The Sour Bit
Going to Mexico in 2014 was my first international trip in 30 years and my first time in Mexico. I loved it, even though it was a two-fold disaster.
It’s hard to say which was a bigger disaster, Hurricane Odile with her Class 4 rage (5 being the highest) or the flea bitten dogs I was looking after. Both the fleas and the storm tore through the house.
The 300 fleabites on my lower legs, the 40º heat, and the hurricane was more than I could stand so I left two weeks into my five week stay. I left the dogs in the care of the neighbours, called the owners to come home, and have never been back to Todos Santos.
You’ve heard that saying: when life hands you lemons, make lemonade. I guess I did that. I took a sour experience and made it into a sweet something. That awful trip got me to Mexico.

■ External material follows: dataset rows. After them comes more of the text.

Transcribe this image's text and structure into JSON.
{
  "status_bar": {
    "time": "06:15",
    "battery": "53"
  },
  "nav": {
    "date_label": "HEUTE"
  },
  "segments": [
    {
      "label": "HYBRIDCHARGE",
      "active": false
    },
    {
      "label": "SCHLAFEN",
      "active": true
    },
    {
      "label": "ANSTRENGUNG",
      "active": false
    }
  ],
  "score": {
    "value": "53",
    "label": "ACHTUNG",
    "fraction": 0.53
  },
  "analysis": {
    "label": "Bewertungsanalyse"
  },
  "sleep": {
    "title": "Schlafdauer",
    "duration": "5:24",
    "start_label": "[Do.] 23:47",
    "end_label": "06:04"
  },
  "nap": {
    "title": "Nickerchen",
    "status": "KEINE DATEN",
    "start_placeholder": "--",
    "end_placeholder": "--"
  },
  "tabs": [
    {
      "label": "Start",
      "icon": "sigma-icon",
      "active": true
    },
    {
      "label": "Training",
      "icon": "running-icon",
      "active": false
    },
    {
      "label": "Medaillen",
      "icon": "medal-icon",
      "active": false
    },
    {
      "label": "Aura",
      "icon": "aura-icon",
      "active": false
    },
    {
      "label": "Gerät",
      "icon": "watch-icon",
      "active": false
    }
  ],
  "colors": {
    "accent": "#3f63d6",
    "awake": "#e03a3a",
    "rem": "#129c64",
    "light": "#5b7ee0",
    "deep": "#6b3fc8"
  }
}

And how I love it. I love the Mexican people and I absolutely love their food – even if there are no lemons (and that seems to be up for debate).

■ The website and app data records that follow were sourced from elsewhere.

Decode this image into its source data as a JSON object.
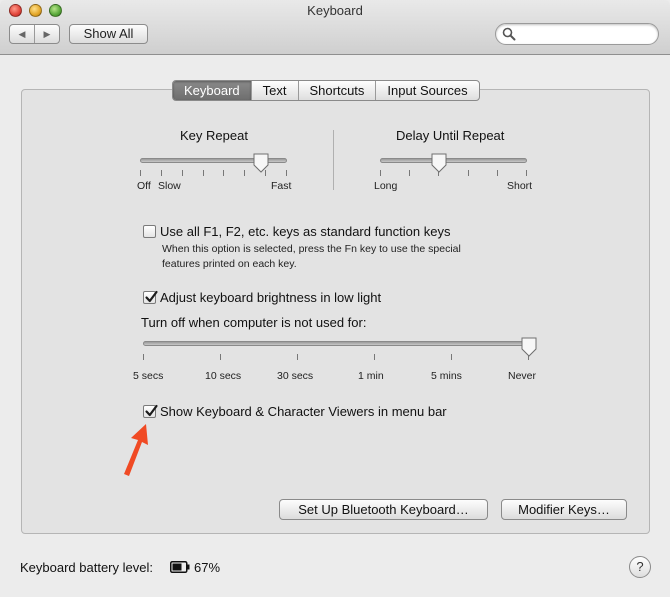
{
  "window": {
    "title": "Keyboard"
  },
  "toolbar": {
    "back_icon": "chevron-left-icon",
    "forward_icon": "chevron-right-icon",
    "show_all_label": "Show All",
    "search": {
      "value": "",
      "placeholder": ""
    }
  },
  "tabs": [
    {
      "label": "Keyboard",
      "selected": true
    },
    {
      "label": "Text",
      "selected": false
    },
    {
      "label": "Shortcuts",
      "selected": false
    },
    {
      "label": "Input Sources",
      "selected": false
    }
  ],
  "key_repeat": {
    "label": "Key Repeat",
    "min_label": "Off",
    "low_label": "Slow",
    "max_label": "Fast",
    "value_fraction": 0.82
  },
  "delay_until_repeat": {
    "label": "Delay Until Repeat",
    "min_label": "Long",
    "max_label": "Short",
    "value_fraction": 0.4
  },
  "function_keys": {
    "label": "Use all F1, F2, etc. keys as standard function keys",
    "checked": false,
    "description_line1": "When this option is selected, press the Fn key to use the special",
    "description_line2": "features printed on each key."
  },
  "brightness": {
    "label": "Adjust keyboard brightness in low light",
    "checked": true,
    "turn_off_label": "Turn off when computer is not used for:",
    "ticks": [
      "5 secs",
      "10 secs",
      "30 secs",
      "1 min",
      "5 mins",
      "Never"
    ],
    "value": "Never"
  },
  "viewers": {
    "label": "Show Keyboard & Character Viewers in menu bar",
    "checked": true
  },
  "buttons": {
    "bluetooth": "Set Up Bluetooth Keyboard…",
    "modifier": "Modifier Keys…"
  },
  "battery": {
    "label": "Keyboard battery level:",
    "icon": "battery-icon",
    "level": "67%"
  },
  "help_label": "?",
  "colors": {
    "annotation_arrow": "#f04a24",
    "selected_tab": "#7a7a7a"
  }
}
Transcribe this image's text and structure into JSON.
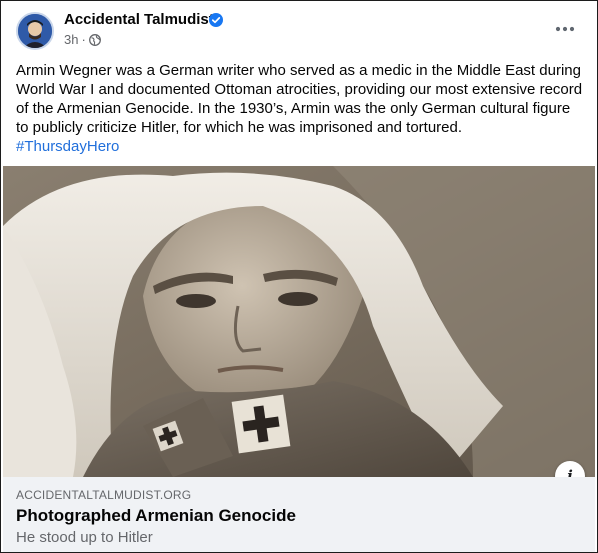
{
  "post": {
    "author": "Accidental Talmudist",
    "time": "3h",
    "separator": "·",
    "audience_icon": "globe-icon",
    "verified_icon": "verified-badge-icon",
    "more_icon": "more-options-icon",
    "text": "Armin Wegner was a German writer who served as a medic in the Middle East during World War I and documented Ottoman atrocities, providing our most extensive record of the Armenian Genocide. In the 1930’s, Armin was the only German cultural figure to publicly criticize Hitler, for which he was imprisoned and tortured.",
    "hashtag": "#ThursdayHero"
  },
  "link": {
    "domain": "ACCIDENTALTALMUDIST.ORG",
    "title": "Photographed Armenian Genocide",
    "subtitle": "He stood up to Hitler",
    "info_icon": "info-icon",
    "info_label": "i"
  },
  "colors": {
    "verified": "#1877f2",
    "hashtag": "#216fdb",
    "link_background": "#f0f2f5"
  }
}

I didn’t expect to find a lemonade stand in Mexico and that’s a place with many food stands! Nor did I see a limeade stand.
However, I did see a lot of fresh-cut fruit stands with limes wedges to squeeze over the fruit along with a dusting of powered dried chile or the commercial product. The bite-sized pieces came in clear plastic cups.
Some of those stands are run by kids. They peel and chop (with a sharp knife) and place fruit in the cup, and take money. They do it over and over until it’s time to go home.
I can’t imagine that running a lemonade stand would be a Mexican kid’s idea of fun, more like work. Kids with lemonade stands here are playing; the money they make isn’t going to buy more fruit to peel, cut, and serve, or buy school supplies, or clothes, or toothpaste. But if one of those kids did run one, they would use real lemons to make the lemonade, not frozen from a concentrate like most of the kid’s lemonade stands I’ve encountered here.
I was told that Mexicans find lemons too sweet. Curious. I don’t think of lemons as sweet, except sweet lemons, which are a gentle lemon tasting fruit, eaten like an orange. Perhaps they mean that lemons aren’t as astringent or as bitter as limes.
Here, lemons are more popular in baking than limes. They are high in vitamin C but that cooks out when heated. However, the tartness doesn’t so that means the addition of sugar is necessary – as in lemon meringue pie or lemon squares, or lemon poppy seed loaf, or lemon chiffon cake, or lemon pound cake…
None of which I found in Mexico. They love sweet things (ever tried their soda pop?) and baking. But everything I encountered in the commercial bakeries was very bread-like and none of it citrusy. I may have missed this as I couldn’t try everything. Nor could I ask because my Spanish is nonexistent.
Lemons have more vitamin C than limes (which are high in vitamin A), and were initially used on voyages in the 17th century to prevent scurvy. But limes were substituted for lemons because they were easier to get along the Caribbean route and so cheaper for the owners of the ships. Nobody knew anything about vitamins then and so scurvy reoccured. A sailor’s life sure wasn’t worth very much. They also ate rats to ward off scurvy. Sheesh.
So you can’t always exchange limes for lemons. Not at all, really.
Modern day proof if you need it – I mess with every recipe I encounter (it’s rebel instinct, nothing more), so I tried cooking Greek potatoes with fresh lime juice. Don’t bother.
Lemons and Limes
If lemons are hard to find in Mexico then I’m glad I live in Canada where there are both. I love Mexican food, but I couldn’t eat only that. Canadian food is like a pot luck – a beer with salt and lime, Greek potatoes, fish tacos, and a piece of lemon meringue pie. This is perfect eating.